▸ **Work task**:
Below are records; copy every line in them that holds the word "with".

● ● ● ● ●

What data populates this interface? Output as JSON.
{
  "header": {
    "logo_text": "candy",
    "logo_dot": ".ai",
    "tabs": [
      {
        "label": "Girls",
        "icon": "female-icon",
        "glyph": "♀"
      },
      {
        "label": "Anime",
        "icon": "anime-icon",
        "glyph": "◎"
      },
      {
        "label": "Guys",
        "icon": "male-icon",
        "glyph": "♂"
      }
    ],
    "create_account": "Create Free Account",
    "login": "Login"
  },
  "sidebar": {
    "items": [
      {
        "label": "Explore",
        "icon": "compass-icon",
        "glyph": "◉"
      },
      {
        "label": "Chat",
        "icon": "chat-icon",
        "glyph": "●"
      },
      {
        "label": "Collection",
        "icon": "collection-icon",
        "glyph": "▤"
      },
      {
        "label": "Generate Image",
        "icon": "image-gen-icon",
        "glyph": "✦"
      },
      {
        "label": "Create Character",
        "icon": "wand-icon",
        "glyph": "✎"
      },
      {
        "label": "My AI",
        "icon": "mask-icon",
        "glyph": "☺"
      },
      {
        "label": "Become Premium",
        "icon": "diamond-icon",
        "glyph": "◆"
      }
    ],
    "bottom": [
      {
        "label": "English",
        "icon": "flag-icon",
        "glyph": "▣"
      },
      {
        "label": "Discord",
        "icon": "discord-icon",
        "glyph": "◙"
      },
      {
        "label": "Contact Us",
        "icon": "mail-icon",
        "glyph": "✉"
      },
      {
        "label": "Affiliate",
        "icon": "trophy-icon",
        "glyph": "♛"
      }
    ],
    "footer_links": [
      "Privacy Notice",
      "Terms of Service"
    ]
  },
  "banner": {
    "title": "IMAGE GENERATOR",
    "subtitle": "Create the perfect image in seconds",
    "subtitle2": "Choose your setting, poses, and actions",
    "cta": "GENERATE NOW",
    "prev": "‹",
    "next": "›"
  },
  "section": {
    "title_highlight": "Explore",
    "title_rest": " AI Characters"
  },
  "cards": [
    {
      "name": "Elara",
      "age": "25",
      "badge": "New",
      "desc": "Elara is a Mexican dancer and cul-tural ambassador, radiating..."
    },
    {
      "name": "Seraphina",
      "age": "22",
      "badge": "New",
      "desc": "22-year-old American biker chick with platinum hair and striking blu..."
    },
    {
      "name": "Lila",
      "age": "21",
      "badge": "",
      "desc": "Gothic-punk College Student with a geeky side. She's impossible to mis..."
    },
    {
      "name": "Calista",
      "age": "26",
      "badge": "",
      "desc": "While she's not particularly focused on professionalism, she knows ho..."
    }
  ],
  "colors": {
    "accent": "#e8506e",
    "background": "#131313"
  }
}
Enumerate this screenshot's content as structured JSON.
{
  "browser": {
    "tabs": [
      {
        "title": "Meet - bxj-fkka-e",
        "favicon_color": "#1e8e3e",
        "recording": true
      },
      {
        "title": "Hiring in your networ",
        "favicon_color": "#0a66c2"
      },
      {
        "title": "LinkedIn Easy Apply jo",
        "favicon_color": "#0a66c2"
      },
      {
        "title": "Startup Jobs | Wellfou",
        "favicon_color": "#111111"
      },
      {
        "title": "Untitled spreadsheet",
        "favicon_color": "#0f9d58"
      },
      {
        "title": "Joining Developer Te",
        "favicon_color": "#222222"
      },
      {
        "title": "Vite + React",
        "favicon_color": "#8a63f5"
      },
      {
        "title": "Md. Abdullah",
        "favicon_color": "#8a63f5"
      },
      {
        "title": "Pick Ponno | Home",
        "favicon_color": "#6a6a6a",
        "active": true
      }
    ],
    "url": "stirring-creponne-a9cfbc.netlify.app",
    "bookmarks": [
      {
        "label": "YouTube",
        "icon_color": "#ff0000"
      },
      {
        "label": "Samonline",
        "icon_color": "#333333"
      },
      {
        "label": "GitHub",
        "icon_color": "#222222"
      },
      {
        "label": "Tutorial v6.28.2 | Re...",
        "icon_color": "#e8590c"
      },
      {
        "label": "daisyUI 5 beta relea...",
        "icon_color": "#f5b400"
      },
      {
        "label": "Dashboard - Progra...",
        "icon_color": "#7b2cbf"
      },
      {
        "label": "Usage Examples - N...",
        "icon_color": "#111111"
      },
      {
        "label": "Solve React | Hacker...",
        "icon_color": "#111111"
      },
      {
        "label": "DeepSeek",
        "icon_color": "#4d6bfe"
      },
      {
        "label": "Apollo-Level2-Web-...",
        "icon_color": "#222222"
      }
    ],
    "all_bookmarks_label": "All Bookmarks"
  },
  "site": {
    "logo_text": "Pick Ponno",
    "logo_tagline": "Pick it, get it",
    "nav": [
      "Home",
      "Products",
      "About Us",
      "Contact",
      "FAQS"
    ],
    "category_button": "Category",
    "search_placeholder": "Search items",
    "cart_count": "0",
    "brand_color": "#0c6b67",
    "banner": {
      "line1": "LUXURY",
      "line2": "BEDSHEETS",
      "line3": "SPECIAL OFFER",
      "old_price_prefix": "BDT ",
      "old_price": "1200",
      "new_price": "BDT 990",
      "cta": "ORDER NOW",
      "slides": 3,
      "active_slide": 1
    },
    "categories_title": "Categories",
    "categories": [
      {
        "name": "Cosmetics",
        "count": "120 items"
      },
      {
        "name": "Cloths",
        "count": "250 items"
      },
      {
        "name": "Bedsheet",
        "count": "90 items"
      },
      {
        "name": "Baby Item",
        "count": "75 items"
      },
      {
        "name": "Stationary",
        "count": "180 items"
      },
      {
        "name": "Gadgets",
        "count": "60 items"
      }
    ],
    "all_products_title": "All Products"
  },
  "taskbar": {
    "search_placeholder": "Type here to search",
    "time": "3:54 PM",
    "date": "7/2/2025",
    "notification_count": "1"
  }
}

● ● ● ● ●

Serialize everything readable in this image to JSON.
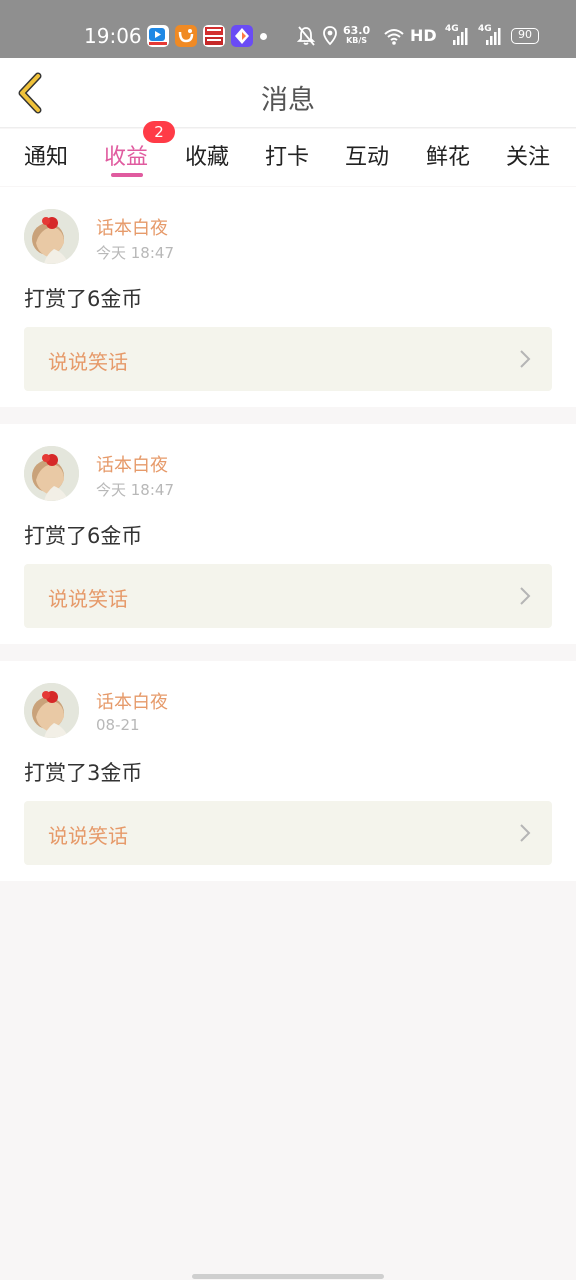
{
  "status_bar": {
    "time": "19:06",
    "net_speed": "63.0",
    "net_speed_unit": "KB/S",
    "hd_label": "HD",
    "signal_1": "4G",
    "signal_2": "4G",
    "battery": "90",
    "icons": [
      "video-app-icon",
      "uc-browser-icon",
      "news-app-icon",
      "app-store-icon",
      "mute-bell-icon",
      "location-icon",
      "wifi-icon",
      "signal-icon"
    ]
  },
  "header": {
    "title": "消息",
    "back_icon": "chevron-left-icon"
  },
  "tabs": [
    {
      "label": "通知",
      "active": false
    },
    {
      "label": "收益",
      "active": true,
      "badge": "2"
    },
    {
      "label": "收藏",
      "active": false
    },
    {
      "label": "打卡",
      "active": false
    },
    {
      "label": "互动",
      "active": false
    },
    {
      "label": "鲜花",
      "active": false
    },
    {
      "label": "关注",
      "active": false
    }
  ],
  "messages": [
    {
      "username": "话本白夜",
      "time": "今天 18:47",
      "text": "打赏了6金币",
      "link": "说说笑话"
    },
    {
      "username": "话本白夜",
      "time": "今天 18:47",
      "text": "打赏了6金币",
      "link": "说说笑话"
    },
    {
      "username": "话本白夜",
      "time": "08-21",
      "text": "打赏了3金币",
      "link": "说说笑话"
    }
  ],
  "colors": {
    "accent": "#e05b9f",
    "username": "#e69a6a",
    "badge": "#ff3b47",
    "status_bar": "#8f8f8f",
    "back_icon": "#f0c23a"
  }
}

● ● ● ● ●

▸ **Result of the exercise**:
      "desc": "22-year-old American biker chick with platinum hair and striking blu..."
      "desc": "Gothic-punk College Student with a geeky side. She's impossible to mis..."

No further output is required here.